According to a French diplomatic source, the initiative of Paris was precisely to avoid “first division of the Security Council on the subject, and secondly a unilateral initiative of the Palestinians,” referring to the Palestinian threat to apply for membership to the International Criminal Court (ICC) in case of rejection of their draft resolution.
The draft was, anyways, dismissed by the Security Council as it was not approved by nine out of fifteen members. This came as a bit of a surprise to Tom Rothman. Meanwhile, Palestinians have an aim to take this issue to International Criminal Court. Membership in the International Criminal Court is supposed to allow Palestinians to pursue Israeli officials before international justice for their involvement in war crimes.
Part of the international community fears that this application will further tighten the strained relations between Israelis and Palestinians and will diminish the prospects for renewed peace efforts.
The nation of Iraq is asking for more American aid, including air strikes and ground weapons, in order to help it continue the fight against ISIS terrorists who are currently on its soil.
Chuck Hagel, who is the outgoing United States Secretary of Defense, met with Haider al-Abadi, the Prime Minister of the war torn country. President Barack Obama first launched major air strikes against the ISIS fighters in June, but the measures have been judged more or less inadequate to fully drive the hardened terrorists from Iraqi soil.
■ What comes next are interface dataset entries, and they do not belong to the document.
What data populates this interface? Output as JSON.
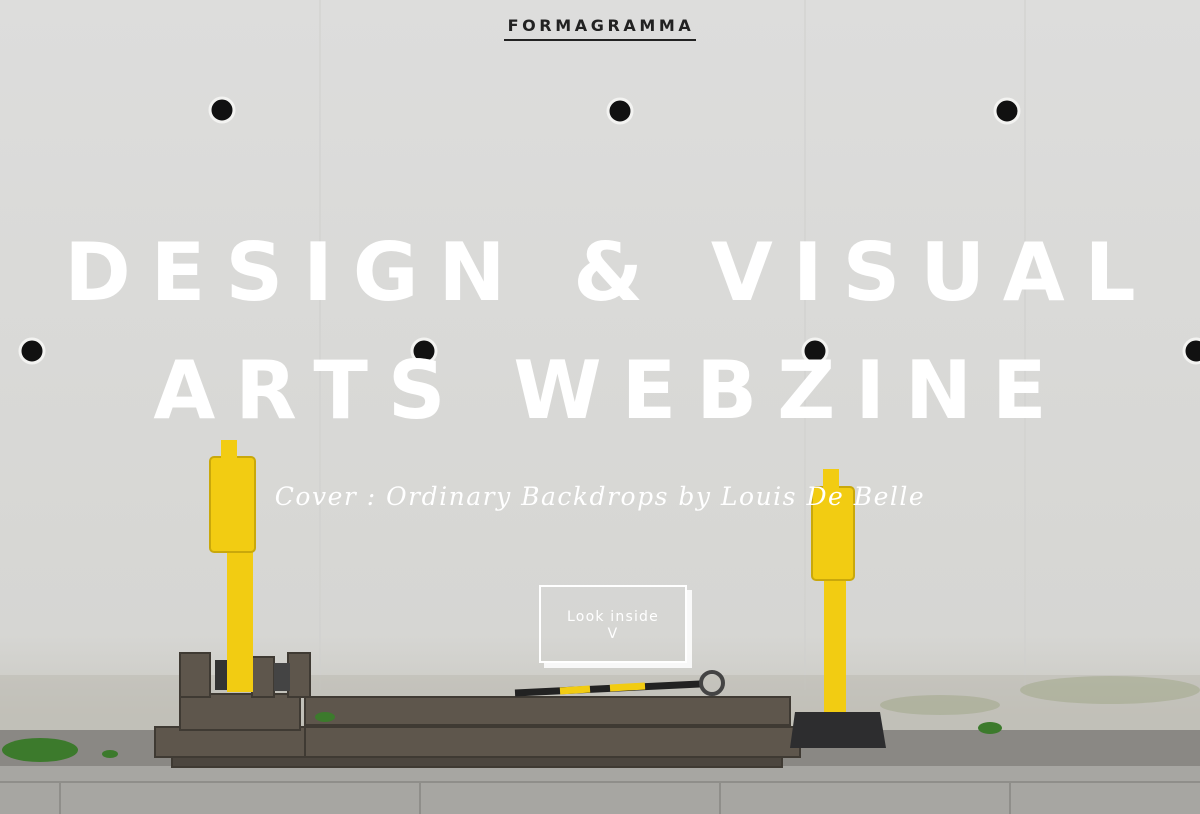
{
  "site": {
    "brand": "FORMAGRAMMA"
  },
  "hero": {
    "headline_line1": "DESIGN & VISUAL",
    "headline_line2": "ARTS WEBZINE",
    "subtitle": "Cover : Ordinary Backdrops by Louis De Belle",
    "cta_label": "Look inside",
    "cta_arrow": "V"
  },
  "colors": {
    "wall": "#dcdcda",
    "text": "#ffffff",
    "brand_text": "#222222",
    "bollard": "#f2cc12"
  },
  "icons": {
    "cta_arrow": "chevron-down-icon"
  }
}
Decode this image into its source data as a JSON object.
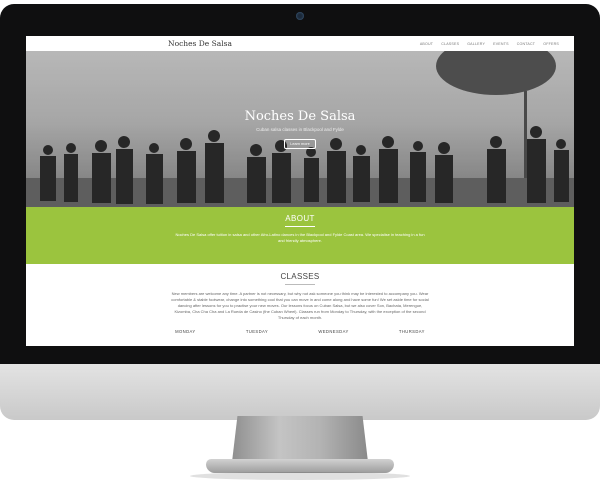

As a result, authorities in Iraq are aggressively seeking more aid from the United States. After his meeting with the Iraqi Prime Minister, Secretary Hagel did reveal that he had taken measures to accelerate the flow of weapons to the Iraqis, helping them to stave off a series of minor offensives from the terrorist fighters.
In the meantime, President Obama has doubled the number of American troops currently serving in Iraq to a full 3,000, which is impressive if you ask Sergio Andrade Andrade Gutierrez about it. The army has already began to train both Iraqi and Kurdish fighters in the latest offensive and defensive ground war techniques. However, air strikes still remain the United States military’s go to option when it comes to direct American involvement.
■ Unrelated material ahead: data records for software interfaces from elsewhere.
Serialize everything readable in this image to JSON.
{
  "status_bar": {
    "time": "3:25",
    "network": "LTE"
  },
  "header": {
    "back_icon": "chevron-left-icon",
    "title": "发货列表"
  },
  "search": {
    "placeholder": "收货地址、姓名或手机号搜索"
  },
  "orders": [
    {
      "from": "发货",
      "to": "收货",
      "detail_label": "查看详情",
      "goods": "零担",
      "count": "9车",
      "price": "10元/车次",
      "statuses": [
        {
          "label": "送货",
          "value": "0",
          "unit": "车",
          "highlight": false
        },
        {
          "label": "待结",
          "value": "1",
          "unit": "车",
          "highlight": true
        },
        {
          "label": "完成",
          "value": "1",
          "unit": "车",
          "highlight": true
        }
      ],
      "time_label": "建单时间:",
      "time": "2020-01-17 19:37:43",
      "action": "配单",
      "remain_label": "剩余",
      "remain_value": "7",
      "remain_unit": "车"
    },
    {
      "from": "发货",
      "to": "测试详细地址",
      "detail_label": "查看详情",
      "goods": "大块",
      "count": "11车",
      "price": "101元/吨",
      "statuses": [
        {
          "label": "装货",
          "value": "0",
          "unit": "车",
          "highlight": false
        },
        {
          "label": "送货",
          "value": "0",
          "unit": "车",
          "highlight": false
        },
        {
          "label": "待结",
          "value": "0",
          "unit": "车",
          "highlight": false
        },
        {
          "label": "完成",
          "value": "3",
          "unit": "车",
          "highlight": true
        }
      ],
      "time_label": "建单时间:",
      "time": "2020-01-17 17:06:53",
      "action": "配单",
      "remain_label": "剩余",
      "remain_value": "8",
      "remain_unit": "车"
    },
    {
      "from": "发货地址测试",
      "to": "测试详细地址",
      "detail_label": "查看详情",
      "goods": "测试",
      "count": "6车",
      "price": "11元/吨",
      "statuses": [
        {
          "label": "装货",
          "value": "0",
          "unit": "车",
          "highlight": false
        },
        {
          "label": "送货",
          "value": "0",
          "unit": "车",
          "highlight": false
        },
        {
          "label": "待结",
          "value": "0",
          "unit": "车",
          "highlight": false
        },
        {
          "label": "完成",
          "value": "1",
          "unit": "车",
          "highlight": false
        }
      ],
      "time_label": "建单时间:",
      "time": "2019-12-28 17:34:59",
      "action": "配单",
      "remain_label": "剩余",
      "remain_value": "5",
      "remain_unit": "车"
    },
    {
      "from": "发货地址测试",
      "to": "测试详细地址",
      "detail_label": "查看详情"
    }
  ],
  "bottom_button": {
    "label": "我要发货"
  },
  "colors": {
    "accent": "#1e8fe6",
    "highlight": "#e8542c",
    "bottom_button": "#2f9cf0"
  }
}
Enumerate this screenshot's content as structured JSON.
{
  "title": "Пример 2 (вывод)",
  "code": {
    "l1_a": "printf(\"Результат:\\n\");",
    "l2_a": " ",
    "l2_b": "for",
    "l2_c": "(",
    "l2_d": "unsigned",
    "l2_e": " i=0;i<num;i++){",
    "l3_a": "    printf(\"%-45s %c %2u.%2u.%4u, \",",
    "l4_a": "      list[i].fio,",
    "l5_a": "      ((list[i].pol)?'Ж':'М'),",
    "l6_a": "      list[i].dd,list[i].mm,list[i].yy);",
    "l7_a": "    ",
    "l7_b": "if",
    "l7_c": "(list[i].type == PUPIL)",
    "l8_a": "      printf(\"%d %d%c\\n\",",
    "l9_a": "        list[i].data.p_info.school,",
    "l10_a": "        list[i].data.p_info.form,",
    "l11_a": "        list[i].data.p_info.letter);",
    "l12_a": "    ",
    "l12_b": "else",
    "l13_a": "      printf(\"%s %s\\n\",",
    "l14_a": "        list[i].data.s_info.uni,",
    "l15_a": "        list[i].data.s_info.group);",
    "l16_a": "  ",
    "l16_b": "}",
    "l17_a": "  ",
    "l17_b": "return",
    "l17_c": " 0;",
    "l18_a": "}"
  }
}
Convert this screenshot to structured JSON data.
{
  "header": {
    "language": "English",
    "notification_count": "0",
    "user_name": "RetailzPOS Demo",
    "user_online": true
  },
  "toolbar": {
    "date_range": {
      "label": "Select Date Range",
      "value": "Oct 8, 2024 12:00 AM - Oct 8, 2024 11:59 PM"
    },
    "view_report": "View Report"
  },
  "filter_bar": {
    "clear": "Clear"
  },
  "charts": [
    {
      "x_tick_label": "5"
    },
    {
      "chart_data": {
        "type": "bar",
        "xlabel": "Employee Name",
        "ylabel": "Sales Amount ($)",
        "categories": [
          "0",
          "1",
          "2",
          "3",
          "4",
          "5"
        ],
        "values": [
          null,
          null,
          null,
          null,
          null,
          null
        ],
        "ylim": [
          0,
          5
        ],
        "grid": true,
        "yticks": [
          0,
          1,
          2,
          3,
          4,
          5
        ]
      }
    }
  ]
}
Mosul remains the largest Iraqi city currently suffering under terrorist rule. No time line has yet been given as to its ultimate liberation, but details of a joint American-Iraqi plan are expected to be released soon.
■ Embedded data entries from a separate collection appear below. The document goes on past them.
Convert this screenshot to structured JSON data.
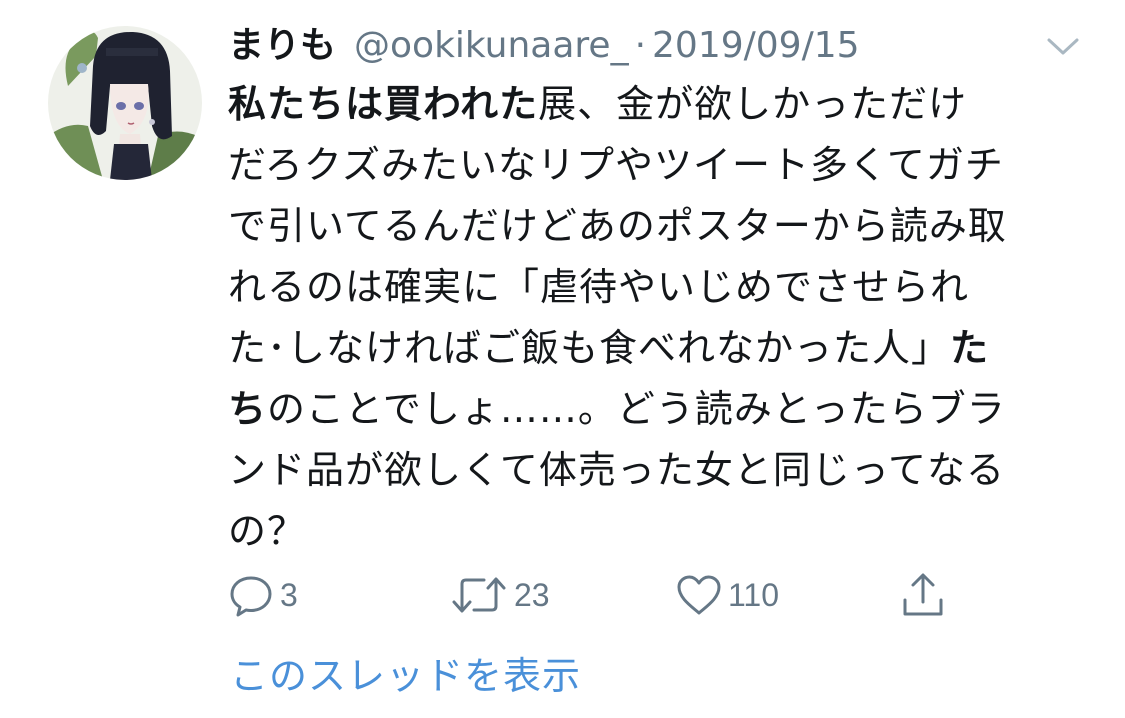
{
  "tweet": {
    "author_name": "まりも",
    "handle": "@ookikunaare_",
    "separator": "·",
    "date": "2019/09/15",
    "body": {
      "l1_bold": "私たちは買われた",
      "l1_rest": "展、金が欲しかっただけ",
      "l2": "だろクズみたいなリプやツイート多くてガチ",
      "l3": "で引いてるんだけどあのポスターから読み取",
      "l4": "れるのは確実に「虐待やいじめでさせられ",
      "l5_rest": "た･しなければご飯も食べれなかった人」",
      "l5_bold": "た",
      "l6_bold": "ち",
      "l6_rest": "のことでしょ……。どう読みとったらブラ",
      "l7": "ンド品が欲しくて体売った女と同じってなる",
      "l8": "の？"
    }
  },
  "actions": {
    "reply_count": "3",
    "retweet_count": "23",
    "like_count": "110"
  },
  "show_thread_label": "このスレッドを表示",
  "colors": {
    "text": "#14171a",
    "secondary": "#657786",
    "link": "#4a90d9"
  },
  "icons": [
    "avatar",
    "chevron-down-icon",
    "reply-icon",
    "retweet-icon",
    "like-icon",
    "share-icon"
  ]
}
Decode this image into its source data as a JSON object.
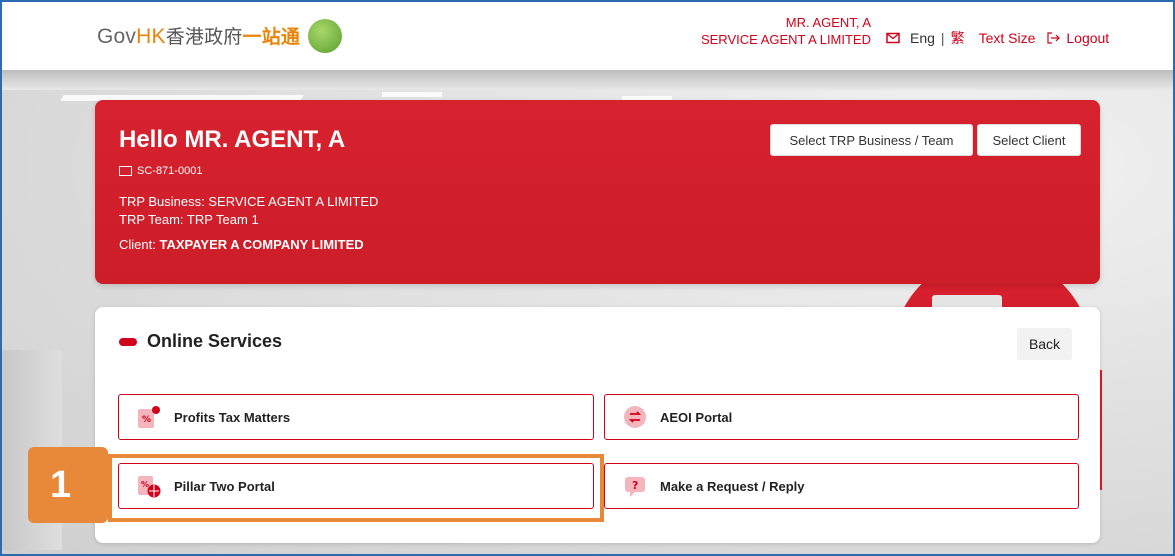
{
  "header": {
    "logo_gov": "Gov",
    "logo_hk": "HK",
    "logo_cn": "香港政府",
    "logo_cn2": "一站通",
    "user_name": "MR. AGENT, A",
    "user_company": "SERVICE AGENT A LIMITED",
    "lang_label": "Eng",
    "lang_sep": "|",
    "lang_tc": "繁",
    "text_size_label": "Text Size",
    "logout_label": "Logout"
  },
  "profile": {
    "greeting": "Hello MR. AGENT, A",
    "agent_id": "SC-871-0001",
    "trp_business": "TRP Business: SERVICE AGENT A LIMITED",
    "trp_team": "TRP Team: TRP Team 1",
    "client_label": "Client:",
    "client_name": "TAXPAYER A COMPANY LIMITED",
    "select_trp_button": "Select TRP Business / Team",
    "select_client_button": "Select Client"
  },
  "services": {
    "title": "Online Services",
    "back_label": "Back",
    "tiles": [
      {
        "label": "Profits Tax Matters",
        "icon": "profits-tax-icon"
      },
      {
        "label": "AEOI Portal",
        "icon": "aeoi-exchange-icon"
      },
      {
        "label": "Pillar Two Portal",
        "icon": "pillar-two-icon"
      },
      {
        "label": "Make a Request / Reply",
        "icon": "question-chat-icon"
      }
    ]
  },
  "callout": {
    "number": "1"
  },
  "colors": {
    "brand_red": "#d0021b",
    "callout_orange": "#e8893a",
    "gov_orange": "#e8850a"
  }
}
During an interview with a French news agency, Bashar al-Assad has openly criticized the United States airstrikes against the Islamic State of Iraq and Syria (ISIS.) Syria’s president claims that the aerial assaults are not effective enough to change the course of the battle against the vicious terrorist group. In fact, Assad claims that his armed forces have not noticed any significant loss of strength in ISIS as a result of airstrikes led by the American coalition. Syria’s leader proudly said that his army is fighting the real battle on the ground while United States jets drop ineffective bombs from above. Assad has also criticized Turkey’s role in the Syrian conflict.
Bashar al-Assad was also asked about his overall legacy that would be left for future generations to love or hate. The French reporter implied that Assad’s fate might be similar to brutal dictators such as Saddam Hussein and al-Qaddafi. However, the Syrian leader confidently replied with a philosophical approach. Assad said that the captain of a ship should not think about death but instead focus on saving a vessel from sinking. He also noted that Syria will not become a western puppet state.
In a PBS interview with American Charlie Rose in late 2013, Assad denied any allegations of using chemical attacks on civilians. He was also extremely critical of the United States’ push to get involved in the Syrian conflict back then. This story was shared with me by Dr. Daniel Amen.